ALBANY, N.Y. (NEWS10) — The New York State Senate has passed a bill that will no longer allow animals from puppy mills to be sold in pet stores. The bill has yet to pass in the Assembly.

For most people, pets are considered a part of the family. While some get them from reputable breeders, others may unknowingly buy a puppy that came from a puppy mill and then was sold in a pet store.

“People who want animals and see these adorable puppies in the window of pet stores think that they are just perfect for them,” explained Assemblymember Linda B. Rosenthal. “And they may look perfect, but they’re not.”

According to Assemblymember Rosenthal, oftentimes they are sick, have genetic health problems, and cost a lot of money.

Puppy mills have been known for keeping animals in inhumane, and often filthy living conditions.

“Some of these breeding animals spend their entire lives in that cage,” said Bill Ketzer, of the ASPCA. “And they don’t go outside. They are exposed to the elements, not to mention some of the violation histories of these organizations.”

On Tuesday, the New State Senate passed a bill that would no longer allow dogs, cats, and rabbits from commercial breeders to be sold at pet stores in an effort to end the puppy mill pipeline. Instead, rescue animals will be available for adoption.

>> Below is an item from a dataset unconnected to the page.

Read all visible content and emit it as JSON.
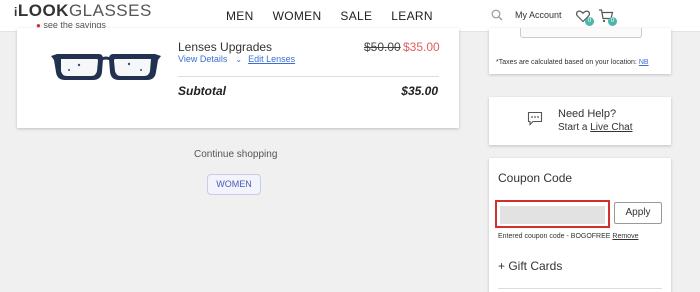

“Accredited shelters would be able to display in pet stores animals that are adoptable from a shelter and humane societies,” stated Assemblymember Rosenthal.

Assemblymember Patricia Fahy said this is also a consumer protection bill.

“We still want to see people adopting animals, caring for animals, and loving animals, but we just want to make sure that the consumers are not tricked in anyway—that when they are adopting or purchasing an animal, it’s a healthy one,” said Assemblymember Fahy.

Both Assemblymembers, as well as the ASPCA, say they would like to see this bill become law. However, it is still unclear if it will happen during this legislative session.